WORK TASK: Only an exact repetition of every entry counts as the answer.
━━━━━━━━━━━━━━━━━━━━
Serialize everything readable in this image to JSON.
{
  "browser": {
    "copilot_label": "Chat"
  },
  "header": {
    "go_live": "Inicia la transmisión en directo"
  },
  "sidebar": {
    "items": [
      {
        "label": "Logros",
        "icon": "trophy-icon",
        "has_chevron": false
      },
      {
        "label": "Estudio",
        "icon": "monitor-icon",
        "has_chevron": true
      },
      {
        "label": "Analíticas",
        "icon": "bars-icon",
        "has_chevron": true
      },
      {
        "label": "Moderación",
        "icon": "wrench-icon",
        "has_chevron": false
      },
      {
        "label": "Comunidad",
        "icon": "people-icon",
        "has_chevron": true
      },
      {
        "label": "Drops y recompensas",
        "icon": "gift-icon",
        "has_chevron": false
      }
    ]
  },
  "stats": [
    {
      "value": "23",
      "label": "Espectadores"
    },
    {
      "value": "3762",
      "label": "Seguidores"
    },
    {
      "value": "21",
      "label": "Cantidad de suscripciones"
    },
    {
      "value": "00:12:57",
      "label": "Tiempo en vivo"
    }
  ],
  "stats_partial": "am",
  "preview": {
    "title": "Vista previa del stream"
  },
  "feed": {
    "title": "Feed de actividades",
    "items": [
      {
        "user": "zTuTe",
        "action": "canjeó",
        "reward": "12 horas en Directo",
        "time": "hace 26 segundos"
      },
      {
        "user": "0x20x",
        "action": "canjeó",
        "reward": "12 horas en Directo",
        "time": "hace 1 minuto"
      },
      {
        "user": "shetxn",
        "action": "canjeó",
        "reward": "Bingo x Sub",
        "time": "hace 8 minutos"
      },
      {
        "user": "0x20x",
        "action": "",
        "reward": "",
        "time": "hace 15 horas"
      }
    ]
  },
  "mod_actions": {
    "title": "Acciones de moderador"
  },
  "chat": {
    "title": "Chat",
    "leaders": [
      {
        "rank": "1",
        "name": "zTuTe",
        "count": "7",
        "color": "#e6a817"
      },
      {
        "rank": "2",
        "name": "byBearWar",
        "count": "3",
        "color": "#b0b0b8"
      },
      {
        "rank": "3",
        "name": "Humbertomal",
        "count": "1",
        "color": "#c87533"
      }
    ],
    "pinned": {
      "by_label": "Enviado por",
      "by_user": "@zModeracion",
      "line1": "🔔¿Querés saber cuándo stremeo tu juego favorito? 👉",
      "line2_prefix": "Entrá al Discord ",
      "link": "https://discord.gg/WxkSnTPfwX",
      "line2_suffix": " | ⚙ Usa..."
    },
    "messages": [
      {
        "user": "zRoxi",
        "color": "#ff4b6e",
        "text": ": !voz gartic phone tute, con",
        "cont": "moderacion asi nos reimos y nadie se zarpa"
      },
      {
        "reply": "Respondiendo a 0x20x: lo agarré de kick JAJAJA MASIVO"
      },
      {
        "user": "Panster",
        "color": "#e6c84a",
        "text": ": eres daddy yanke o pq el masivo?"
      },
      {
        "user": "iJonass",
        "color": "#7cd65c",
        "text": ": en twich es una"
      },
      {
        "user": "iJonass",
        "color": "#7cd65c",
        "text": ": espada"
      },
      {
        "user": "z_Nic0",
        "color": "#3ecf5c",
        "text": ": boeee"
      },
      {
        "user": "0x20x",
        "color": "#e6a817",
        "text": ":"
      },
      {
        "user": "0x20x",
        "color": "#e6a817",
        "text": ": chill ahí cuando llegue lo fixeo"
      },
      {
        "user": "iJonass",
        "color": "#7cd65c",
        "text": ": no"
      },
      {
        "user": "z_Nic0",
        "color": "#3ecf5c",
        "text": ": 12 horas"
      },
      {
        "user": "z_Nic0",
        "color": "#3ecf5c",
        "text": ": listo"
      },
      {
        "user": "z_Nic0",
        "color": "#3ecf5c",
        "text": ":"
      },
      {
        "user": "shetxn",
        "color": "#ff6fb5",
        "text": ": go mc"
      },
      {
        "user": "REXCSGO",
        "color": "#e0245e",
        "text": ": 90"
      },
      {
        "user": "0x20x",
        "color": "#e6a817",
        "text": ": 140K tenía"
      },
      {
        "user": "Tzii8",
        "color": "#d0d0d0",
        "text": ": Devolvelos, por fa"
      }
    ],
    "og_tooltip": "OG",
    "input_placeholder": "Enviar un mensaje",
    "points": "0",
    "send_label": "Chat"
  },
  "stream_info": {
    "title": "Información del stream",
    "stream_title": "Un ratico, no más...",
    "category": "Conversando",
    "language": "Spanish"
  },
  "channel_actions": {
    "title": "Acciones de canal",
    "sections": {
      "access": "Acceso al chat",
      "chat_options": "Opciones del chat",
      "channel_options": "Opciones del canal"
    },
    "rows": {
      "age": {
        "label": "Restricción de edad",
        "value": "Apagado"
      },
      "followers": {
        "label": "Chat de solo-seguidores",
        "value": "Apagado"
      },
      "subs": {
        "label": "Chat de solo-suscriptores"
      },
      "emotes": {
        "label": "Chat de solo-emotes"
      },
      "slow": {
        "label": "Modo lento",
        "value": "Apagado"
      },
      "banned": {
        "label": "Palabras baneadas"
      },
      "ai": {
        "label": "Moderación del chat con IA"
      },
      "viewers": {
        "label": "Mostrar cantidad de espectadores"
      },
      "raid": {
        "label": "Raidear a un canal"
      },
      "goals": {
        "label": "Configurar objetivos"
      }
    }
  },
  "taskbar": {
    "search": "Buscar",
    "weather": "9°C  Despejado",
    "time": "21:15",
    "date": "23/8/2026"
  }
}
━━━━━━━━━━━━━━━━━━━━
ANSWER TO THIS TASK:
Serialize everything readable in this image to JSON.
{
  "browser": {
    "copilot_label": "Chat"
  },
  "header": {
    "go_live": "Inicia la transmisión en directo"
  },
  "sidebar": {
    "items": [
      {
        "label": "Logros",
        "icon": "trophy-icon",
        "has_chevron": false
      },
      {
        "label": "Estudio",
        "icon": "monitor-icon",
        "has_chevron": true
      },
      {
        "label": "Analíticas",
        "icon": "bars-icon",
        "has_chevron": true
      },
      {
        "label": "Moderación",
        "icon": "wrench-icon",
        "has_chevron": false
      },
      {
        "label": "Comunidad",
        "icon": "people-icon",
        "has_chevron": true
      },
      {
        "label": "Drops y recompensas",
        "icon": "gift-icon",
        "has_chevron": false
      }
    ]
  },
  "stats": [
    {
      "value": "23",
      "label": "Espectadores"
    },
    {
      "value": "3762",
      "label": "Seguidores"
    },
    {
      "value": "21",
      "label": "Cantidad de suscripciones"
    },
    {
      "value": "00:12:57",
      "label": "Tiempo en vivo"
    }
  ],
  "stats_partial": "am",
  "preview": {
    "title": "Vista previa del stream"
  },
  "feed": {
    "title": "Feed de actividades",
    "items": [
      {
        "user": "zTuTe",
        "action": "canjeó",
        "reward": "12 horas en Directo",
        "time": "hace 26 segundos"
      },
      {
        "user": "0x20x",
        "action": "canjeó",
        "reward": "12 horas en Directo",
        "time": "hace 1 minuto"
      },
      {
        "user": "shetxn",
        "action": "canjeó",
        "reward": "Bingo x Sub",
        "time": "hace 8 minutos"
      },
      {
        "user": "0x20x",
        "action": "",
        "reward": "",
        "time": "hace 15 horas"
      }
    ]
  },
  "mod_actions": {
    "title": "Acciones de moderador"
  },
  "chat": {
    "title": "Chat",
    "leaders": [
      {
        "rank": "1",
        "name": "zTuTe",
        "count": "7",
        "color": "#e6a817"
      },
      {
        "rank": "2",
        "name": "byBearWar",
        "count": "3",
        "color": "#b0b0b8"
      },
      {
        "rank": "3",
        "name": "Humbertomal",
        "count": "1",
        "color": "#c87533"
      }
    ],
    "pinned": {
      "by_label": "Enviado por",
      "by_user": "@zModeracion",
      "line1": "🔔¿Querés saber cuándo stremeo tu juego favorito? 👉",
      "line2_prefix": "Entrá al Discord ",
      "link": "https://discord.gg/WxkSnTPfwX",
      "line2_suffix": " | ⚙ Usa..."
    },
    "messages": [
      {
        "user": "zRoxi",
        "color": "#ff4b6e",
        "text": ": !voz gartic phone tute, con",
        "cont": "moderacion asi nos reimos y nadie se zarpa"
      },
      {
        "reply": "Respondiendo a 0x20x: lo agarré de kick JAJAJA MASIVO"
      },
      {
        "user": "Panster",
        "color": "#e6c84a",
        "text": ": eres daddy yanke o pq el masivo?"
      },
      {
        "user": "iJonass",
        "color": "#7cd65c",
        "text": ": en twich es una"
      },
      {
        "user": "iJonass",
        "color": "#7cd65c",
        "text": ": espada"
      },
      {
        "user": "z_Nic0",
        "color": "#3ecf5c",
        "text": ": boeee"
      },
      {
        "user": "0x20x",
        "color": "#e6a817",
        "text": ":"
      },
      {
        "user": "0x20x",
        "color": "#e6a817",
        "text": ": chill ahí cuando llegue lo fixeo"
      },
      {
        "user": "iJonass",
        "color": "#7cd65c",
        "text": ": no"
      },
      {
        "user": "z_Nic0",
        "color": "#3ecf5c",
        "text": ": 12 horas"
      },
      {
        "user": "z_Nic0",
        "color": "#3ecf5c",
        "text": ": listo"
      },
      {
        "user": "z_Nic0",
        "color": "#3ecf5c",
        "text": ":"
      },
      {
        "user": "shetxn",
        "color": "#ff6fb5",
        "text": ": go mc"
      },
      {
        "user": "REXCSGO",
        "color": "#e0245e",
        "text": ": 90"
      },
      {
        "user": "0x20x",
        "color": "#e6a817",
        "text": ": 140K tenía"
      },
      {
        "user": "Tzii8",
        "color": "#d0d0d0",
        "text": ": Devolvelos, por fa"
      }
    ],
    "og_tooltip": "OG",
    "input_placeholder": "Enviar un mensaje",
    "points": "0",
    "send_label": "Chat"
  },
  "stream_info": {
    "title": "Información del stream",
    "stream_title": "Un ratico, no más...",
    "category": "Conversando",
    "language": "Spanish"
  },
  "channel_actions": {
    "title": "Acciones de canal",
    "sections": {
      "access": "Acceso al chat",
      "chat_options": "Opciones del chat",
      "channel_options": "Opciones del canal"
    },
    "rows": {
      "age": {
        "label": "Restricción de edad",
        "value": "Apagado"
      },
      "followers": {
        "label": "Chat de solo-seguidores",
        "value": "Apagado"
      },
      "subs": {
        "label": "Chat de solo-suscriptores"
      },
      "emotes": {
        "label": "Chat de solo-emotes"
      },
      "slow": {
        "label": "Modo lento",
        "value": "Apagado"
      },
      "banned": {
        "label": "Palabras baneadas"
      },
      "ai": {
        "label": "Moderación del chat con IA"
      },
      "viewers": {
        "label": "Mostrar cantidad de espectadores"
      },
      "raid": {
        "label": "Raidear a un canal"
      },
      "goals": {
        "label": "Configurar objetivos"
      }
    }
  },
  "taskbar": {
    "search": "Buscar",
    "weather": "9°C  Despejado",
    "time": "21:15",
    "date": "23/8/2026"
  }
}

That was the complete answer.